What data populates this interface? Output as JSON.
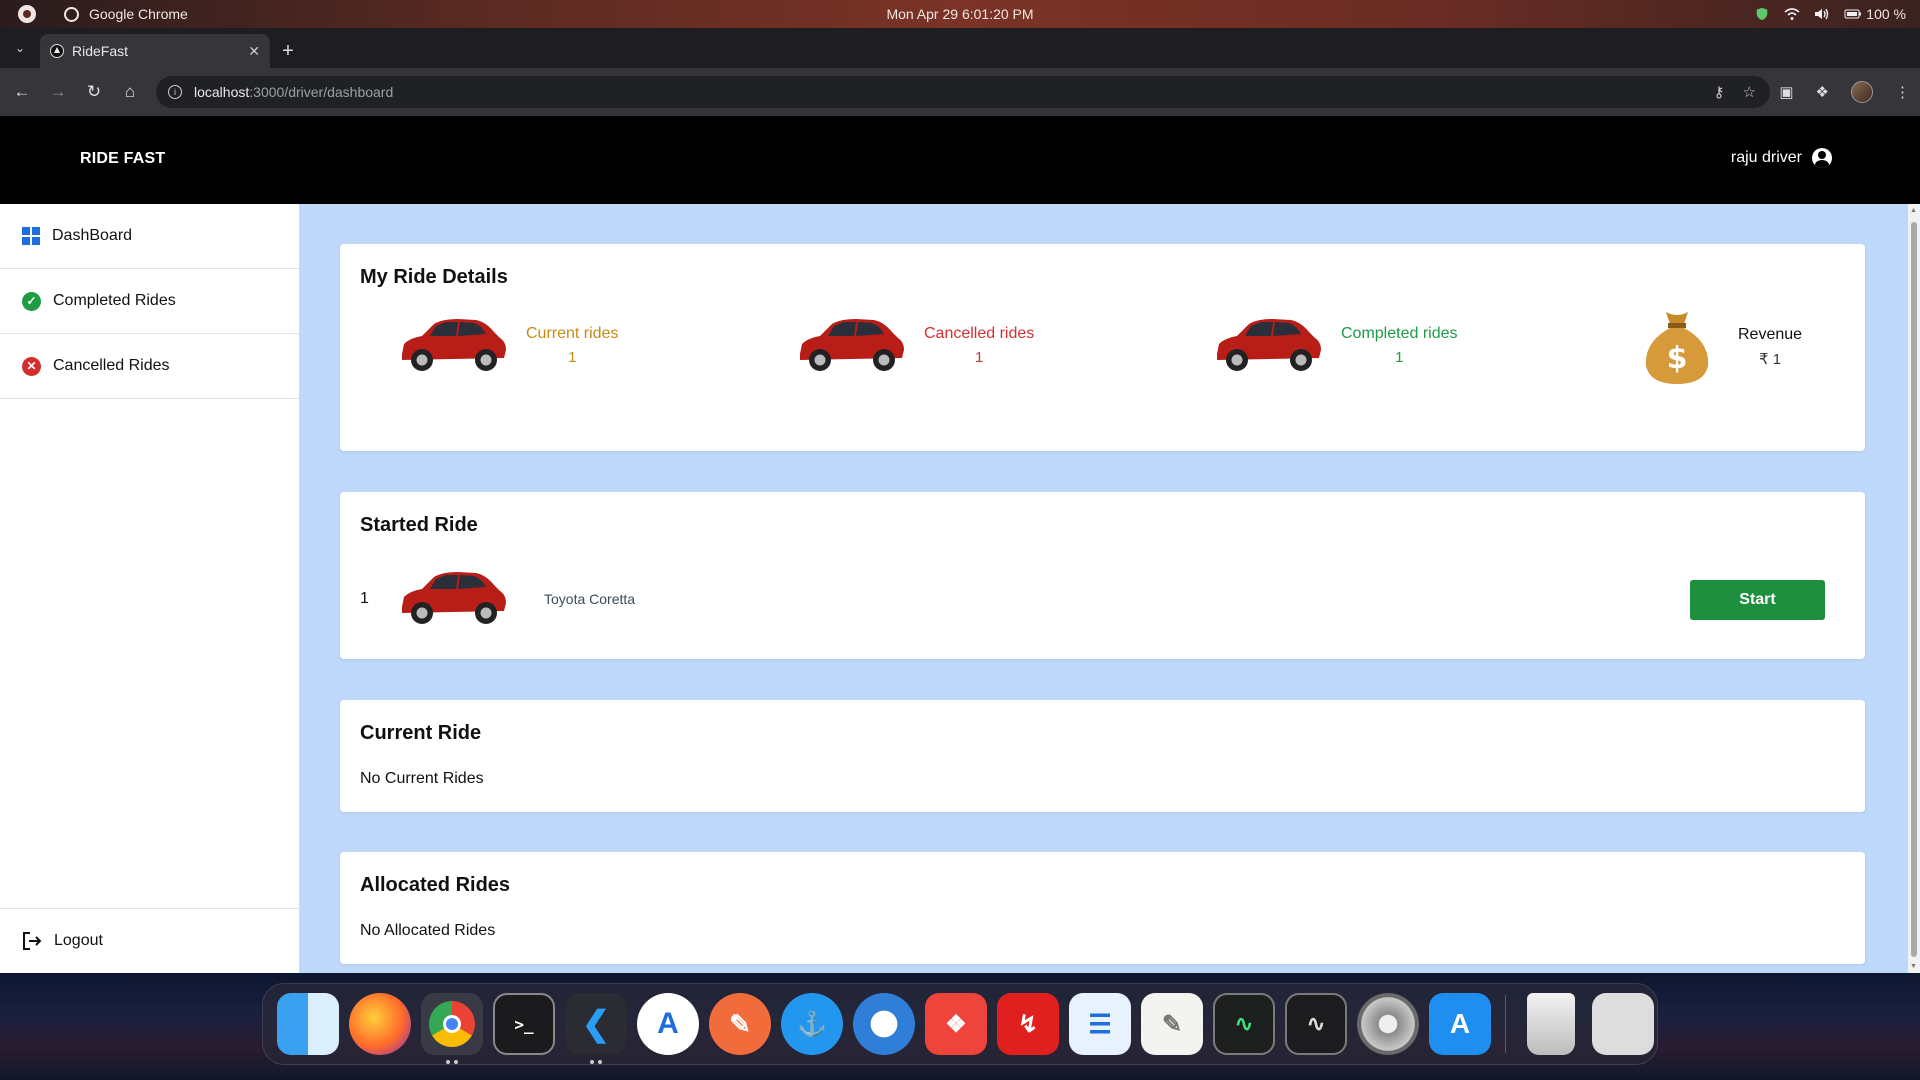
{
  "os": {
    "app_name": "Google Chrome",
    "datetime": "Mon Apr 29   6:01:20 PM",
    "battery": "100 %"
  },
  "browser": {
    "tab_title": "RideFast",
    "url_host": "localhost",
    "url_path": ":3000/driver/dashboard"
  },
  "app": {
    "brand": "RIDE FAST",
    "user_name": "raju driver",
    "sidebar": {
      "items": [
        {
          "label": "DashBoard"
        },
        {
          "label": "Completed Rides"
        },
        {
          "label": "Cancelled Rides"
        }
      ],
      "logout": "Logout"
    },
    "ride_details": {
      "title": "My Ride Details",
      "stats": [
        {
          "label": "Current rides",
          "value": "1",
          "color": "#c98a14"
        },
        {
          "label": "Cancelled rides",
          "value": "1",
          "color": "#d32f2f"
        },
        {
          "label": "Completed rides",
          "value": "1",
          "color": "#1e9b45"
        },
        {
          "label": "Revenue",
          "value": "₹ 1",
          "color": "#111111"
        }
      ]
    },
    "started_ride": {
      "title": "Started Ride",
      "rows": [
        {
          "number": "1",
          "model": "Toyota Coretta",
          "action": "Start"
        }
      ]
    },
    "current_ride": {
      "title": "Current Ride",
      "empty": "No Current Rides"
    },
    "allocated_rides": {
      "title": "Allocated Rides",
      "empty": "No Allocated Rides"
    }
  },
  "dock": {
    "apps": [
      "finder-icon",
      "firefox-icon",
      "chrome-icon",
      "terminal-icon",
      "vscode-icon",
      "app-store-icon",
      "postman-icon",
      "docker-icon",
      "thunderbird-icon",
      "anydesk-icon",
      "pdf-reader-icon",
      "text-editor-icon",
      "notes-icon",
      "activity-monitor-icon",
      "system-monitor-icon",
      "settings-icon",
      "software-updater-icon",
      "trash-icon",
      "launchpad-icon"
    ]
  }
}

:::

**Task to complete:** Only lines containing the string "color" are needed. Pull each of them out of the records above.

**Expected output:**
          "color": "#c98a14"
          "color": "#d32f2f"
          "color": "#1e9b45"
          "color": "#111111"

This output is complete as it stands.